Without a doubt, the most popular way to fish a spinner is to employ the cast-and-retrieve method. It’s so easy, just tie a spinner on the end of your line, cast into a nearby body of water and reel/retrieve your spinner back to you.
In lakes, most anglers searching for fish, cast-and-retrieve spinners while working their way along the shoreline or from a drifting boat. What I’ve observed is fish are likely to be found cruising near the surface when water temperatures are cool, early in the morning, on overcast days, or during evening time periods. Fish are more likely to be found near bottom (or at some level above it) during the middle of the day when the sun is bright or at times when the water temperature is warm.
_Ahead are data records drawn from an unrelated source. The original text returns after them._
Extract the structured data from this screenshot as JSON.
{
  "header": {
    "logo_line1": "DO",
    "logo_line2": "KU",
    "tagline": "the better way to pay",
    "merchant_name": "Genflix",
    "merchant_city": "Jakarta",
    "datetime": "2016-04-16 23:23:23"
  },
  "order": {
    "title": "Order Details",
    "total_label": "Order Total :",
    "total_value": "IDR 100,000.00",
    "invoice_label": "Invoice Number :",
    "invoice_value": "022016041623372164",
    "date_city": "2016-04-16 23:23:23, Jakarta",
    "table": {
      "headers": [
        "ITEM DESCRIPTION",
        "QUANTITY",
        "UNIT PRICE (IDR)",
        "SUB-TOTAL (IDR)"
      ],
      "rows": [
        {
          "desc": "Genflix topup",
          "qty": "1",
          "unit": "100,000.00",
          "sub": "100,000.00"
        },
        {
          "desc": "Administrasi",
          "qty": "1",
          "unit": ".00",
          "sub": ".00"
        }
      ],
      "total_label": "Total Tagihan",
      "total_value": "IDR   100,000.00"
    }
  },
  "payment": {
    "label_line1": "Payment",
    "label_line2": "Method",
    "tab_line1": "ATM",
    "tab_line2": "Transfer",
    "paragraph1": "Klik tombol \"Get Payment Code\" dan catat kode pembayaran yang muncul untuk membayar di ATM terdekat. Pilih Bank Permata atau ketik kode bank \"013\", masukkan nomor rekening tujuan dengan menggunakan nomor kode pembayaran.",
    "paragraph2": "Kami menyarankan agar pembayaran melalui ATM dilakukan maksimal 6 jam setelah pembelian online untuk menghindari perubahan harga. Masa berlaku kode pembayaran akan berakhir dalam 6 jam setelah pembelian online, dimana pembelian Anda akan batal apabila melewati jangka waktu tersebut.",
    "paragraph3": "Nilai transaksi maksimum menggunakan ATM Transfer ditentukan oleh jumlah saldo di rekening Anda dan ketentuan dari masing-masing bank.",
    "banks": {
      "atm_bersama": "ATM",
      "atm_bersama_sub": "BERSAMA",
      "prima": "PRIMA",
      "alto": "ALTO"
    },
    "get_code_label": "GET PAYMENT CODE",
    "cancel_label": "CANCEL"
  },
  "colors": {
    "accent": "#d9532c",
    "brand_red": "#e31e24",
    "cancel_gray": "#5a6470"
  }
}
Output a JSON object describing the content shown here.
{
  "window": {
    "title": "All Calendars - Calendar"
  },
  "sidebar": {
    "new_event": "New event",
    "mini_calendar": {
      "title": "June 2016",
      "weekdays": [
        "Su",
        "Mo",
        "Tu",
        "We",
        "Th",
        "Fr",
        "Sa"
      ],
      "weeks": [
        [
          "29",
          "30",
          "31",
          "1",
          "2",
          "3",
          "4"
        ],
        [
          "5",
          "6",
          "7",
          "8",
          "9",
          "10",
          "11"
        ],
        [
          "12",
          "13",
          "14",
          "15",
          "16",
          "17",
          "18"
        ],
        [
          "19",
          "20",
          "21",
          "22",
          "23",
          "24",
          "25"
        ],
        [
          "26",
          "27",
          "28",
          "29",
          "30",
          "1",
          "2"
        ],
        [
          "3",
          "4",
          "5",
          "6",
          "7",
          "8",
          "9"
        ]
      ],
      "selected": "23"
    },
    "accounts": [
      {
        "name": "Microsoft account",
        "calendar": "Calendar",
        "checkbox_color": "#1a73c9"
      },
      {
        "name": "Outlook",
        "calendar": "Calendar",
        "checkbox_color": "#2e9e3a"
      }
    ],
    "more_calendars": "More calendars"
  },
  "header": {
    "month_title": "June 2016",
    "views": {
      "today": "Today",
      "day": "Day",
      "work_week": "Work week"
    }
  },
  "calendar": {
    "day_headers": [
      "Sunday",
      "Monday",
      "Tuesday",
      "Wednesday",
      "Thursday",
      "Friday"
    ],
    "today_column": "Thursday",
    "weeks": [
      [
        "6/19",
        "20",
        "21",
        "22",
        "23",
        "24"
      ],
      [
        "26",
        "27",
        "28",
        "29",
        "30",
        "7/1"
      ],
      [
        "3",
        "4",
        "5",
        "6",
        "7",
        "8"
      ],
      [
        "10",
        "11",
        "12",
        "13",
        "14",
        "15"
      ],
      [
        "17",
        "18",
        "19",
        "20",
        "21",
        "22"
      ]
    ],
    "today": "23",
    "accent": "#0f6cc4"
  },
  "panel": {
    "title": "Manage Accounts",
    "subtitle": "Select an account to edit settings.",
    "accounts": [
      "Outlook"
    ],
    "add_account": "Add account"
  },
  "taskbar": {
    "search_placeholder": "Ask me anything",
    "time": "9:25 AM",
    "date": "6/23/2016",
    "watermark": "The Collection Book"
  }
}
To determine the depth your spinner should be running, and be able to return to it, may require you to practice what’s known as the “count-down” method. In preparation for learning the “count-down” technique, realize that most weighted spinners will sink at a rate of one foot per second. Here’s how: cast out, and allow your spinner to fall freely to the bottom, counting one-one thousand, two-one thousand, etc. until it hits bottom signified by your line going slack. Now that you know the bottom depth based on counting you can begin your retrieve after the next cast at varying depths above bottom, which will help you avoid hang ups. Using this simple procedure will allow you to search for fish at different depths and reliably return to the fish-producing level on subsequent casts.
In addition, working your lure near bottom may require you to step up to a larger/heavier spinner size; for example, a light to medium weight spinner (perhaps a 1/16 to 1/8 ounce Rooster Tail) will likely perform best when fish are near the surface, say in the top ten feet of water, but you may need to step up to a larger/heavier size (1/6 to 1/4 oz) to get down when fish are lurking deep in the water column.
Keep in mind that spinners are the most effective when retrieved slowly, just fast enough to keep the blade turning. Strikes are usually definite, but some fish will just stop the spinning blade, so when in doubt, set the hook.